In John Thompson’s book Jesus, Bread and Chocolate he describes living on a farm in Illinois during his childhood. He recalls seeing weeds reclaim a spot that had been used as a dump.
The dump was like a gaping, festering wound carved in ground that wanted to be beautiful. Over time, I noticed weeds, shrubs, and saplings start to grow thickly around the edges and then up through the middle of the dump. Vines spread their tendrils across an old washing machine. Slowly, relentlessly, the earth seemed to be healing itself. Those weeds were like white blood cells rushing to fight off an infection.
I really like the image of weeds as white blood cells. I too have seen nature cover up ugly messes made by humans. Remove us from the picture and it won’t take long for nature to bury our work, like ancient Mayan cities enveloped in jungle.
I spend a lot of time battling the weeds this time of year. And by “weeds” I just mean plants growing where I don’t want them.
Most of the time, the weeds I’m working hard to destroy are themselves working to heal wounds made by me. I rip open and pulverize the soil, then protect only the seeds and seedlings I desire. But nature sees bare soil, exposed to erosion, less able to preserve moisture and less hospitable to subterranean life, and she rushes in to cover and protect it. Like white blood cells fighting an infection, to use John Thompson’s image.

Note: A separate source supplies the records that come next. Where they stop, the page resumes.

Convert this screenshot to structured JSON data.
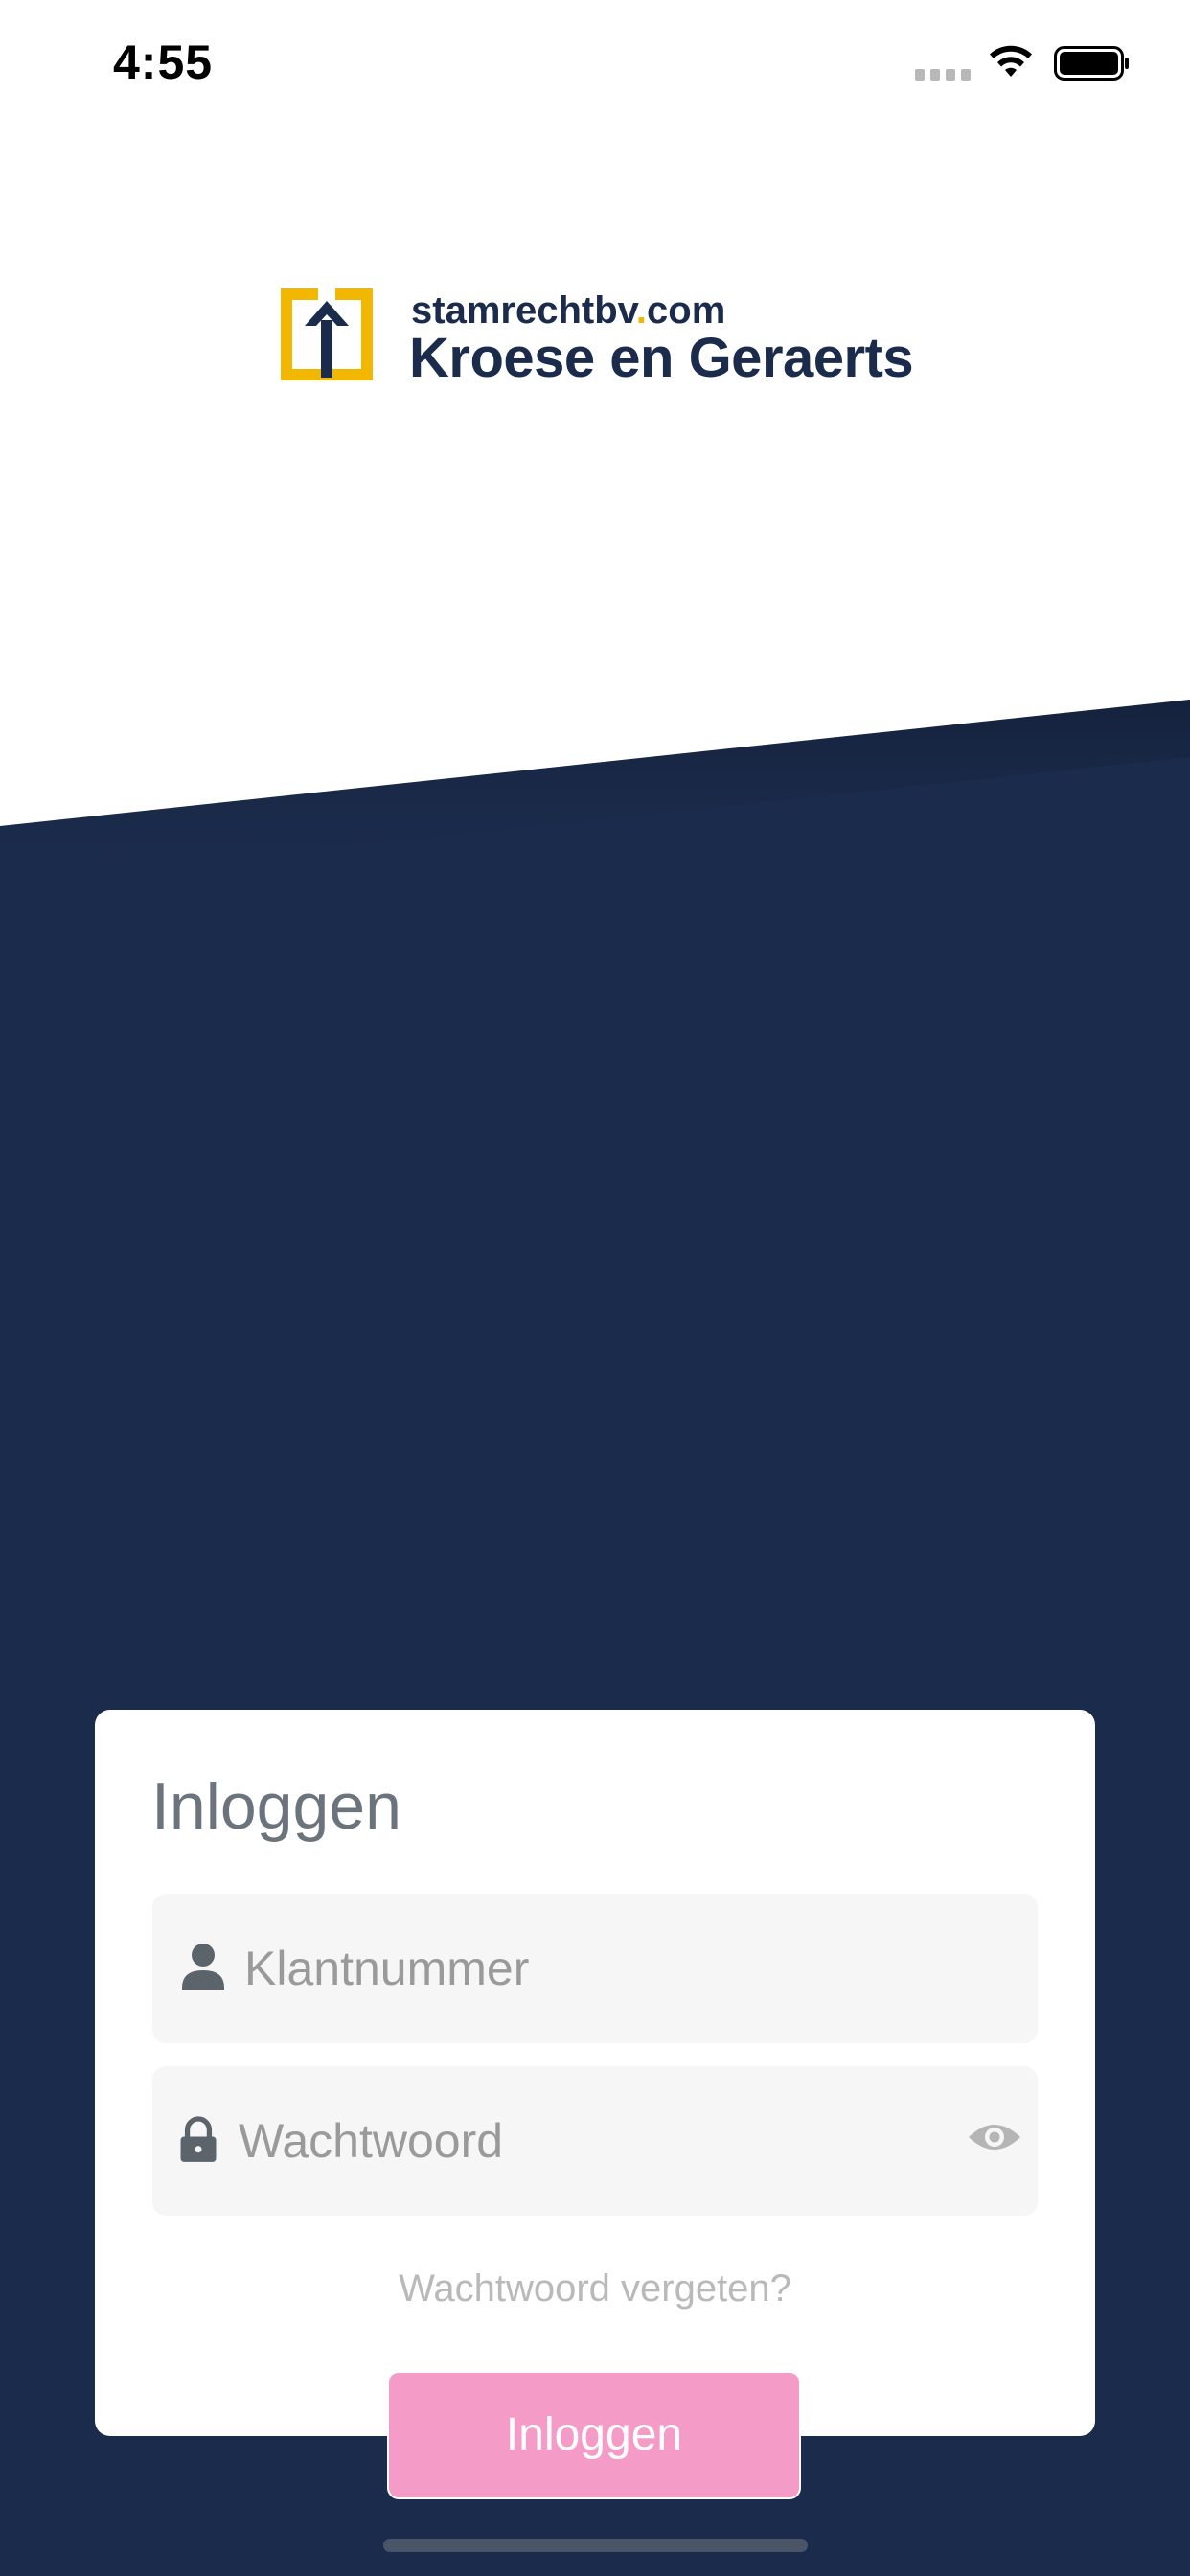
{
  "status_bar": {
    "time": "4:55"
  },
  "logo": {
    "domain_prefix": "stamrechtbv",
    "domain_dot": ".",
    "domain_suffix": "com",
    "company": "Kroese en Geraerts",
    "brand_color": "#f2b700"
  },
  "login": {
    "title": "Inloggen",
    "username_placeholder": "Klantnummer",
    "password_placeholder": "Wachtwoord",
    "forgot_label": "Wachtwoord vergeten?",
    "submit_label": "Inloggen"
  },
  "colors": {
    "navy": "#1b2b4b",
    "accent_pink": "#f49bc8",
    "yellow": "#f2b700"
  },
  "icons": {
    "username": "user-icon",
    "password": "lock-icon",
    "reveal": "eye-icon"
  }
}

In our defense, we don’t poison the weeds, and we encourage them as long as they’re not competing with the plants we eat. As farms go, we’re a weed-friendly place. Still, when I’m plowing under and pulling up weeds, I’m working at cross purposes with nature.
Today I’ll resume my pitiful efforts to beat back the weeds, knowing that all I can realistically hope for is to slow them down. In the end, they win. And that’s OK by me. By the time they command the battlefield and claim their ultimate victory, we will have harvested our food. So we’ll win too.